** RECORDS follows **

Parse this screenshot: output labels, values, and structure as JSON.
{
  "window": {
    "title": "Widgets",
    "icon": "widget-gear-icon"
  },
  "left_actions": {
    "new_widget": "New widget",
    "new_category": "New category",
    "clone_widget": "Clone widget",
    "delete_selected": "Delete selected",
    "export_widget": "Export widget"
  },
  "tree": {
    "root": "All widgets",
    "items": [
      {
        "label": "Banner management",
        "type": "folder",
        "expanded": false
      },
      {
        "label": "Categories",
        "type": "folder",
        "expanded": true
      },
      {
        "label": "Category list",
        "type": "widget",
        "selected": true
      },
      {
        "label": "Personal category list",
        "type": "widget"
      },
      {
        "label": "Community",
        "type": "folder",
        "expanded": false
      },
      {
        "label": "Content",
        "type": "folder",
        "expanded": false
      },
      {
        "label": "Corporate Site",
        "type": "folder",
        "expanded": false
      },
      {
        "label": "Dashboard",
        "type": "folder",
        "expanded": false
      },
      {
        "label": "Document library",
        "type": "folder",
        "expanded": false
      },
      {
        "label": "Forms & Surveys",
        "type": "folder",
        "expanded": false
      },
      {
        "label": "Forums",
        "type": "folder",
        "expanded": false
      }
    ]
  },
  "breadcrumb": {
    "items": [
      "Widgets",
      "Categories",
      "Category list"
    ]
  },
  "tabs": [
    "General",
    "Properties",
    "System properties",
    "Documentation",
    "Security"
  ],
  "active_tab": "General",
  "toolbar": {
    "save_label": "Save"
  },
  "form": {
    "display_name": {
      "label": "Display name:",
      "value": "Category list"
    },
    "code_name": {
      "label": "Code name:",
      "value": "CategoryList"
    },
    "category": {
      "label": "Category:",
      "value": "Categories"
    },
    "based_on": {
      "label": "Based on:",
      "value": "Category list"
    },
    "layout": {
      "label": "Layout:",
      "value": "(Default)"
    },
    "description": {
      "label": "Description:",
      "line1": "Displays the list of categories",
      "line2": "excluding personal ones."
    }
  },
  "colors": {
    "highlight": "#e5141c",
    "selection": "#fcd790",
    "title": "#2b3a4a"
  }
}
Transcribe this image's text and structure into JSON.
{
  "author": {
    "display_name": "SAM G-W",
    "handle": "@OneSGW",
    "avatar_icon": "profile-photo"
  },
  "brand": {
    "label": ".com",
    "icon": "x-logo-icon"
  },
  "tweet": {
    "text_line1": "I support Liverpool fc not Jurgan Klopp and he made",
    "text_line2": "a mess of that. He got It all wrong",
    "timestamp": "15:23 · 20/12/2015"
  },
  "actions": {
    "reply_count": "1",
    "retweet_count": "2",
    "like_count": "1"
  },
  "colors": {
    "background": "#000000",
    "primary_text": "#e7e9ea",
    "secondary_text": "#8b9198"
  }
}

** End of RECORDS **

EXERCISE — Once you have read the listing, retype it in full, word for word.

TASK ANSWER —
Parse this screenshot: output labels, values, and structure as JSON.
{
  "window": {
    "title": "Widgets",
    "icon": "widget-gear-icon"
  },
  "left_actions": {
    "new_widget": "New widget",
    "new_category": "New category",
    "clone_widget": "Clone widget",
    "delete_selected": "Delete selected",
    "export_widget": "Export widget"
  },
  "tree": {
    "root": "All widgets",
    "items": [
      {
        "label": "Banner management",
        "type": "folder",
        "expanded": false
      },
      {
        "label": "Categories",
        "type": "folder",
        "expanded": true
      },
      {
        "label": "Category list",
        "type": "widget",
        "selected": true
      },
      {
        "label": "Personal category list",
        "type": "widget"
      },
      {
        "label": "Community",
        "type": "folder",
        "expanded": false
      },
      {
        "label": "Content",
        "type": "folder",
        "expanded": false
      },
      {
        "label": "Corporate Site",
        "type": "folder",
        "expanded": false
      },
      {
        "label": "Dashboard",
        "type": "folder",
        "expanded": false
      },
      {
        "label": "Document library",
        "type": "folder",
        "expanded": false
      },
      {
        "label": "Forms & Surveys",
        "type": "folder",
        "expanded": false
      },
      {
        "label": "Forums",
        "type": "folder",
        "expanded": false
      }
    ]
  },
  "breadcrumb": {
    "items": [
      "Widgets",
      "Categories",
      "Category list"
    ]
  },
  "tabs": [
    "General",
    "Properties",
    "System properties",
    "Documentation",
    "Security"
  ],
  "active_tab": "General",
  "toolbar": {
    "save_label": "Save"
  },
  "form": {
    "display_name": {
      "label": "Display name:",
      "value": "Category list"
    },
    "code_name": {
      "label": "Code name:",
      "value": "CategoryList"
    },
    "category": {
      "label": "Category:",
      "value": "Categories"
    },
    "based_on": {
      "label": "Based on:",
      "value": "Category list"
    },
    "layout": {
      "label": "Layout:",
      "value": "(Default)"
    },
    "description": {
      "label": "Description:",
      "line1": "Displays the list of categories",
      "line2": "excluding personal ones."
    }
  },
  "colors": {
    "highlight": "#e5141c",
    "selection": "#fcd790",
    "title": "#2b3a4a"
  }
}
Transcribe this image's text and structure into JSON.
{
  "author": {
    "display_name": "SAM G-W",
    "handle": "@OneSGW",
    "avatar_icon": "profile-photo"
  },
  "brand": {
    "label": ".com",
    "icon": "x-logo-icon"
  },
  "tweet": {
    "text_line1": "I support Liverpool fc not Jurgan Klopp and he made",
    "text_line2": "a mess of that. He got It all wrong",
    "timestamp": "15:23 · 20/12/2015"
  },
  "actions": {
    "reply_count": "1",
    "retweet_count": "2",
    "like_count": "1"
  },
  "colors": {
    "background": "#000000",
    "primary_text": "#e7e9ea",
    "secondary_text": "#8b9198"
  }
}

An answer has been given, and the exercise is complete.